- Structures With Same Primary Citation
- PubMed Abstract:
Glucose-1-phosphate uridylyltransferase, or UGPase, catalyzes the production of UDP-glucose from glucose-1-phosphate and UTP. Because of the biological role of UDP-glucose in glycogen synthesis and in the formation of glycolipids, glycoproteins, and ...
Glucose-1-phosphate uridylyltransferase, or UGPase, catalyzes the production of UDP-glucose from glucose-1-phosphate and UTP. Because of the biological role of UDP-glucose in glycogen synthesis and in the formation of glycolipids, glycoproteins, and proteoglycans, the enzyme is widespread in nature. Recently this laboratory reported the three-dimensional structure of UGPase from Escherichia coli.
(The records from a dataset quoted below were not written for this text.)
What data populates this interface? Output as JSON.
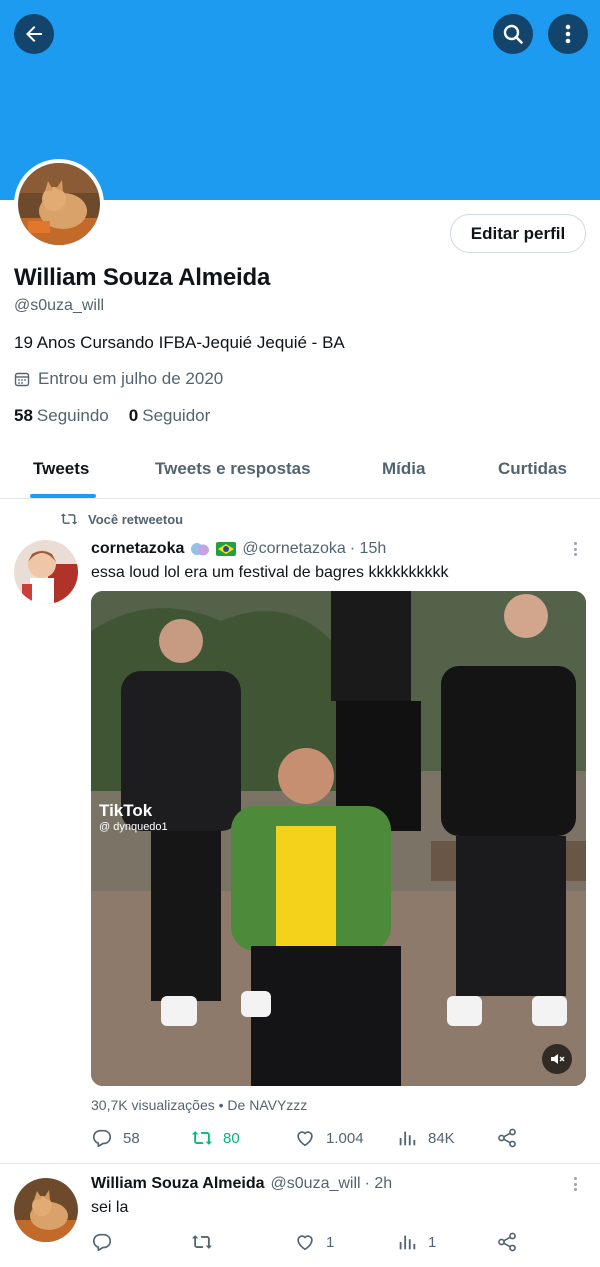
{
  "profile": {
    "name": "William Souza Almeida",
    "handle": "@s0uza_will",
    "bio": "19 Anos Cursando IFBA-Jequié Jequié - BA",
    "joined": "Entrou em julho de 2020",
    "following_count": "58",
    "following_label": "Seguindo",
    "followers_count": "0",
    "followers_label": "Seguidor",
    "edit_label": "Editar perfil"
  },
  "tabs": [
    {
      "label": "Tweets",
      "active": true
    },
    {
      "label": "Tweets e respostas",
      "active": false
    },
    {
      "label": "Mídia",
      "active": false
    },
    {
      "label": "Curtidas",
      "active": false
    }
  ],
  "tweets": [
    {
      "retweet_label": "Você retweetou",
      "display_name": "cornetazoka",
      "handle": "@cornetazoka",
      "time": "· 15h",
      "text": "essa loud lol era um festival de bagres kkkkkkkkkk",
      "media_watermark": "TikTok",
      "media_user": "@ dynquedo1",
      "views": "30,7K visualizações • De NAVYzzz",
      "replies": "58",
      "retweets": "80",
      "likes": "1.004",
      "analytics": "84K"
    },
    {
      "display_name": "William Souza Almeida",
      "handle": "@s0uza_will",
      "time": "· 2h",
      "text": "sei la",
      "replies": "",
      "retweets": "",
      "likes": "1",
      "analytics": "1"
    }
  ],
  "colors": {
    "banner": "#1d9bf0",
    "accent": "#1d9bf0",
    "retweet_active": "#00ba7c",
    "muted_text": "#536471"
  },
  "icons": [
    "back-arrow-icon",
    "search-icon",
    "more-vertical-icon",
    "calendar-icon",
    "retweet-icon",
    "reply-icon",
    "like-icon",
    "analytics-icon",
    "share-icon",
    "mute-icon"
  ]
}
While the initial X-ray analysis revealed the overall fold of the enzyme, details concerning its active site geometry were limited because crystals of the protein complexed with either substrates or products could never be obtained. In an effort to more fully investigate the active site geometry of the enzyme, UGPase from Corynebacterium glutamicum was subsequently cloned and purified. Here we report the X-ray structure of UGPase crystallized in the presence of both magnesium and UDP-glucose. Residues involved in anchoring the ligand to the active site include the polypeptide chain backbone atoms of Ala 20, Gly 21, Gly 117, Gly 180, and Ala 214, and the side chains of Glu 36, Gln 112, Asp 143, Glu 201, and Lys 202. Two magnesium ions are observed coordinated to the UDP-glucose. An alpha- and a beta-phosphoryl oxygen, three waters, and the side chain of Asp 142 ligate the first magnesium, whereas the second ion is coordinated by an alpha-phosphoryl oxygen and five waters. The position of the first magnesium is conserved in both the glucose-1-phosphate thymidylyltransferases and the cytidylyltransferases. The structure presented here provides further support for the role of the conserved magnesium ion in the catalytic mechanisms of the sugar-1-phosphate nucleotidylyltransferases.
Department of Biochemistry, University of Wisconsin, Madison 53706-1544, USA.